Visitor centers, roads, trails, historical structures, and other basic amenities, if not regularly attended to, will fall victim to dilapidation. Resources that parks seek to protect, including the story of our state's history, may become so compromised by trespassing and destructive activity the very process of putting them back in order may set individual parks back decades, thereby costing the state even greater amounts of money.
Furthermore, the impact on local economies dependent on park visitors will be significant:
Upon John Muir's arrival in the Sierras, the recognition of California's natural heritage and astonishing natural wonders was confirmed at Yosemite, carved out by eons of glacial ice and the modern-day Merced River. At the behest of Muir, Yosemite briefly started off as California's first state park, before becoming the nation's second National Park – surely as auspicious a beginning as any conservation enterprise.

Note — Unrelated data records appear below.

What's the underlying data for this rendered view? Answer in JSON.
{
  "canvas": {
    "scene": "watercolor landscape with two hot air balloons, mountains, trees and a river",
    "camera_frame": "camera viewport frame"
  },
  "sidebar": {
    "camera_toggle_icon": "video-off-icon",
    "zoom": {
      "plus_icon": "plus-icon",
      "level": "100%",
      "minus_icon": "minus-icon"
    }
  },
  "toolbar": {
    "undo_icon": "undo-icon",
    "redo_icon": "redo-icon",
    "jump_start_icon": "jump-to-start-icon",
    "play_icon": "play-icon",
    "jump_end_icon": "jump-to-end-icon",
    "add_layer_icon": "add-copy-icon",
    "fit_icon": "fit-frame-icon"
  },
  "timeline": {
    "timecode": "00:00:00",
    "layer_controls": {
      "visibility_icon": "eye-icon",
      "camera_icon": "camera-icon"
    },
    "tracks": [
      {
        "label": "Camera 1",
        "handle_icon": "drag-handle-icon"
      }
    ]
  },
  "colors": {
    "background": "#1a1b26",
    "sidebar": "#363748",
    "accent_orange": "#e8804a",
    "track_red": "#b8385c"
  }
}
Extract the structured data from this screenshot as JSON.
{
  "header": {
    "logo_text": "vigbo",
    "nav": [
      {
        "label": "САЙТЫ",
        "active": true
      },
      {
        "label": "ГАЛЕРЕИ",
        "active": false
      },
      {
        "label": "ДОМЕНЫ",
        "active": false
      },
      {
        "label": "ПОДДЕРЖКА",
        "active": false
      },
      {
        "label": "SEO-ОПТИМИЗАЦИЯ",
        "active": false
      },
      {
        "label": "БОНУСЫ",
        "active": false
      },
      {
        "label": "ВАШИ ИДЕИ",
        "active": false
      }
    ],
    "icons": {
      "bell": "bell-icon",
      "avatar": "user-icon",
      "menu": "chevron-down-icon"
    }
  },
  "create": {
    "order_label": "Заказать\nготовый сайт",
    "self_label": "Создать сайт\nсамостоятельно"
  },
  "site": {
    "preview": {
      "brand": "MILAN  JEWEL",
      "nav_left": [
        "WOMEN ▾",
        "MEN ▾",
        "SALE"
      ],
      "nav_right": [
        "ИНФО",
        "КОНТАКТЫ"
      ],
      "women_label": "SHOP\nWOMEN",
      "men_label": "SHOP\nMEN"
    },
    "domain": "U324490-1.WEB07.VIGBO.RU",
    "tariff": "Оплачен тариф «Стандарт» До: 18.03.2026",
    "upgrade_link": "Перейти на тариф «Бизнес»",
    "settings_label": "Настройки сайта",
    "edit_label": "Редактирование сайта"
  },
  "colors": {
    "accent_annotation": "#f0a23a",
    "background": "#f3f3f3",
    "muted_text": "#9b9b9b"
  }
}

Big Basin Redwoods in the Santa Cruz Mountains followed as California's next, and first official enduring state park in 1902, after the efforts of local citizens' groups and activists led the way to begin saving the area's native Redwoods from the relentless march of the timber industry. Logging and timber interests had, in fact, applauded these moves to save what they could see was already a diminishing resource over 100 years ago. Yet not even Big Basin's longevity is saving it from a padlocked future, certain disrepair, destructive activity and the compromise of natural resources.
In a world where we are beset on all sides by the forces of noise, pollution, media, mounting problems and limited answers, Californians need a place to recharge, renew, and find solace and peace and time for reflection. Californians realize state parks are inseperable from the quality of life we have created in the Golden State.
Our children need places to exercise, explore, undo Nature Deficit Disorder and learn the value and wisdom of the outdoors. California State Parks are truly the envy of the nation, but these proposed closures are only helpful in balancing books – not enriching citizens' lives and California’s local economies, nor safeguarding or showcasing California's brilliant natural wonders.
When you arrive at a California State Park, whether it’s the new visitor center at Anza-Borrego, or the cathedral-like, multi-canopied silence of colossal Redwoods along the Del Norte Coast at Jedediah Smith, you know you’re in a special place, where the state's natural heritage, from expansive desert to lush forest, is protected and looked after by dedicated personnel in the name of all Californians.
Today, the Golden State's park system is fighting for survival, and the state's residents stand to lose much of the natural beauty and special places which make living in California a dream come true for so many. To save our state, the governor argues, we must undo what makes our state worth living in.
We cannot let this happen. We can do better. We must find solutions for California's calamitous boom and bust cycles, we must provide options for lawmakers, and we must stand and say no in a loud enough voice so Sacramento and the nation know Californians will not be robbed of their heritage.
Write letters. Write your elected state officials and tell them to leave California's state parks open and accessible for all, no matter the economic climate. Tell Sacramento and Governor Schwarzenegger not to shut down our parks at the moment we need their solace, wisdom, and time with families the most.
Photos by Tommy Hough
A former San Diego broadcaster and media personality, Tommy Hough is a wilderness and conservation advocate, communications professional, California Democratic Party delegate, and the co-founder and former president of San Diego County Democrats for Environmental Action.